(Beginning of Data extract)

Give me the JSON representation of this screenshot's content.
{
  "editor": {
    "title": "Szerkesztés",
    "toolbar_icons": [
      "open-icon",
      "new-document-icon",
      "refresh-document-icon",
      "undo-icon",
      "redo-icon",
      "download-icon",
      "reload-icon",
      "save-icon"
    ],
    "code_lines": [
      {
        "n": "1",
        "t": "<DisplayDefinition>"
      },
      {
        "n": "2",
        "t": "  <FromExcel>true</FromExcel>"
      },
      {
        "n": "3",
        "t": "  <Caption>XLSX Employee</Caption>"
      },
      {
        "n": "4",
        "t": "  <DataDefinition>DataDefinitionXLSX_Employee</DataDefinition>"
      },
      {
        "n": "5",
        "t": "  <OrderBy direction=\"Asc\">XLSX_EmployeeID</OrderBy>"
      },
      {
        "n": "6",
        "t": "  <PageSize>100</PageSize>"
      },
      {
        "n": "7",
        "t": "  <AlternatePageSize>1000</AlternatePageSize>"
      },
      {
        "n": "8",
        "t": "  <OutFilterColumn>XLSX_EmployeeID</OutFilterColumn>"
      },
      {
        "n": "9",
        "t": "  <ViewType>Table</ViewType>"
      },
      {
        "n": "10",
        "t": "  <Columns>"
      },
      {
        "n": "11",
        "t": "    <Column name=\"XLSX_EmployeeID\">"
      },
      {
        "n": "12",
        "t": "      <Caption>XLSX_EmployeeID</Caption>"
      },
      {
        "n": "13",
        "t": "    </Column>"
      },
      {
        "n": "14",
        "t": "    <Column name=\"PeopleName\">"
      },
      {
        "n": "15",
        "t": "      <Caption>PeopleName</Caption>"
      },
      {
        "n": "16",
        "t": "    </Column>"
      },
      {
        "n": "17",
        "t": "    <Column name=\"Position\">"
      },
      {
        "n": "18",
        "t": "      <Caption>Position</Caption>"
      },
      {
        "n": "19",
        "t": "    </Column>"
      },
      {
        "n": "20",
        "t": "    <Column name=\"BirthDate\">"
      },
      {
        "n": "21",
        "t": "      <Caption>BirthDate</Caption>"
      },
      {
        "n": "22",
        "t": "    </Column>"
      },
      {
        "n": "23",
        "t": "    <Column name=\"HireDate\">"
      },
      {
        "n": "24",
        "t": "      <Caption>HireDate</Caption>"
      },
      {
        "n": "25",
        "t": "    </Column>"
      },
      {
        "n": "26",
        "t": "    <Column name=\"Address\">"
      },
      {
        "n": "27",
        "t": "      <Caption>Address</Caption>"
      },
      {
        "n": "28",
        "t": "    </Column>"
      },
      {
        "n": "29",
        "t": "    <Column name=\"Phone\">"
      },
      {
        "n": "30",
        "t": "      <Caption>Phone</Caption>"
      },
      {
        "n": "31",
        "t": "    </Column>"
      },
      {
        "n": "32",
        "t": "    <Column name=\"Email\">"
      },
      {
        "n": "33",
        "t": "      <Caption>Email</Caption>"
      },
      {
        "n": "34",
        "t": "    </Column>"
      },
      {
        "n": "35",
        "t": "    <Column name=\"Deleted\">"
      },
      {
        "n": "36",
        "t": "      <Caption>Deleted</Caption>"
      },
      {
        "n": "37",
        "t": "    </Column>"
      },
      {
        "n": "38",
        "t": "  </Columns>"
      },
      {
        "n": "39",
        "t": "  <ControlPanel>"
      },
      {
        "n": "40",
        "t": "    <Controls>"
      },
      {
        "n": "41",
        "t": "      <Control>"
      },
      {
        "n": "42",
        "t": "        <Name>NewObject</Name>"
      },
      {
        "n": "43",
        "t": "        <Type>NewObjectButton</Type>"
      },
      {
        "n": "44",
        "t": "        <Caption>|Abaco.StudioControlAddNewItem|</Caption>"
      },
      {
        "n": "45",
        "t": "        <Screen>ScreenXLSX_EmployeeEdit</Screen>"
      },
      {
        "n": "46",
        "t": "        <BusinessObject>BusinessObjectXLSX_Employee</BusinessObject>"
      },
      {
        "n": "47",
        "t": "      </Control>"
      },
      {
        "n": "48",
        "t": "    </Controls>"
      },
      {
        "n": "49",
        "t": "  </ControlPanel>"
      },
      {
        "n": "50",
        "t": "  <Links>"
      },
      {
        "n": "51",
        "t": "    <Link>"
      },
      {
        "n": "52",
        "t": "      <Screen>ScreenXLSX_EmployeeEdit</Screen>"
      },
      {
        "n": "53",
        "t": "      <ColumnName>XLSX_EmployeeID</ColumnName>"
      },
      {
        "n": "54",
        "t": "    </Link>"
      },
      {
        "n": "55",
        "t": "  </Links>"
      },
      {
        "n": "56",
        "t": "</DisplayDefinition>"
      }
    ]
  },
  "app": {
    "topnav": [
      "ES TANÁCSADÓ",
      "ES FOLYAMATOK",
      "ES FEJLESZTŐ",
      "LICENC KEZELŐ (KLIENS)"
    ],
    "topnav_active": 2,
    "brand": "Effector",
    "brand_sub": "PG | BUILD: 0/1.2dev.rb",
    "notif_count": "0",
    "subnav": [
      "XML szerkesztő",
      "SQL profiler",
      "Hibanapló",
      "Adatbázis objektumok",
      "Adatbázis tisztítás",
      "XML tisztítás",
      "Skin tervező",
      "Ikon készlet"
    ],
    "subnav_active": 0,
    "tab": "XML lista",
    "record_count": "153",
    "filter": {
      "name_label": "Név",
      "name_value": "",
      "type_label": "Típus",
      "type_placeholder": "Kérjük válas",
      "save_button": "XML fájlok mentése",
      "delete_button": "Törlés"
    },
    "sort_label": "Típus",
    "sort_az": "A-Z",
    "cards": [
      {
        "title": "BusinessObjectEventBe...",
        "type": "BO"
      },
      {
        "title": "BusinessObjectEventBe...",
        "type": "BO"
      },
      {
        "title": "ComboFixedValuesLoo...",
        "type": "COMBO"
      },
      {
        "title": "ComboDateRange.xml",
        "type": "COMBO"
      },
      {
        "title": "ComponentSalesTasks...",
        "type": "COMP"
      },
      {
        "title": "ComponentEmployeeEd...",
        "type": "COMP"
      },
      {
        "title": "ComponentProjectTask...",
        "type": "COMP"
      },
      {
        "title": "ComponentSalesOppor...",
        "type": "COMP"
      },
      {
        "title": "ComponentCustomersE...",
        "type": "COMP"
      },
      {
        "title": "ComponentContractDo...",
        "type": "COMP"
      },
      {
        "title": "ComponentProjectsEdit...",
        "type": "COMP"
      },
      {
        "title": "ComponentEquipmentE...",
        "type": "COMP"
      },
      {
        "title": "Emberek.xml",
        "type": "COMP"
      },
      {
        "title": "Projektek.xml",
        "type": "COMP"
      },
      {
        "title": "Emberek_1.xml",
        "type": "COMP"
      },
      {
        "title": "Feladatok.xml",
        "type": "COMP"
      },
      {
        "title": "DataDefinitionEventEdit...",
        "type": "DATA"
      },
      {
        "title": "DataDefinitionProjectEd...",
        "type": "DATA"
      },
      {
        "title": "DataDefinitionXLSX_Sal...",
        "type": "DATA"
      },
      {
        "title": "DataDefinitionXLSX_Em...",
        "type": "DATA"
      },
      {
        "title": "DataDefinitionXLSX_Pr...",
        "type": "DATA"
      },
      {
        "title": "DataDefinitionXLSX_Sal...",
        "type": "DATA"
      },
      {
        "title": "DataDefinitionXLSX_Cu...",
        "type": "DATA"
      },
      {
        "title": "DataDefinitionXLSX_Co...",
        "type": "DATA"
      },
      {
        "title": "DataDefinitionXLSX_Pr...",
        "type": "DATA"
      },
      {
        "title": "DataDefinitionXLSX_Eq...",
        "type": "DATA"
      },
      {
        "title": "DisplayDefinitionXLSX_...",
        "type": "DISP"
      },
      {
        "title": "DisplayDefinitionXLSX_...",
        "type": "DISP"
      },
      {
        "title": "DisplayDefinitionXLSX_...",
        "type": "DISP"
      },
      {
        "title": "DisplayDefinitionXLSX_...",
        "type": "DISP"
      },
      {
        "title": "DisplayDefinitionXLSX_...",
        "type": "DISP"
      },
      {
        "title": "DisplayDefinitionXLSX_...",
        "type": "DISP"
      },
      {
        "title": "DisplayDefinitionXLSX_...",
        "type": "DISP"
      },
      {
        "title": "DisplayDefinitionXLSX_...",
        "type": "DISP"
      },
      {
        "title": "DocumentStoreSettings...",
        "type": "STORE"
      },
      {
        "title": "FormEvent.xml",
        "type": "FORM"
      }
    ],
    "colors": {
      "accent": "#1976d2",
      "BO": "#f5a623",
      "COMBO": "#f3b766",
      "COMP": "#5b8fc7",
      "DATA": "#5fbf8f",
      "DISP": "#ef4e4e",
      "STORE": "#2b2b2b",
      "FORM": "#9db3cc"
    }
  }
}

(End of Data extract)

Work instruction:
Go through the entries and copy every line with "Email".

Exercise solution:
        "t": "    <Column name=\"Email\">"
        "t": "      <Caption>Email</Caption>"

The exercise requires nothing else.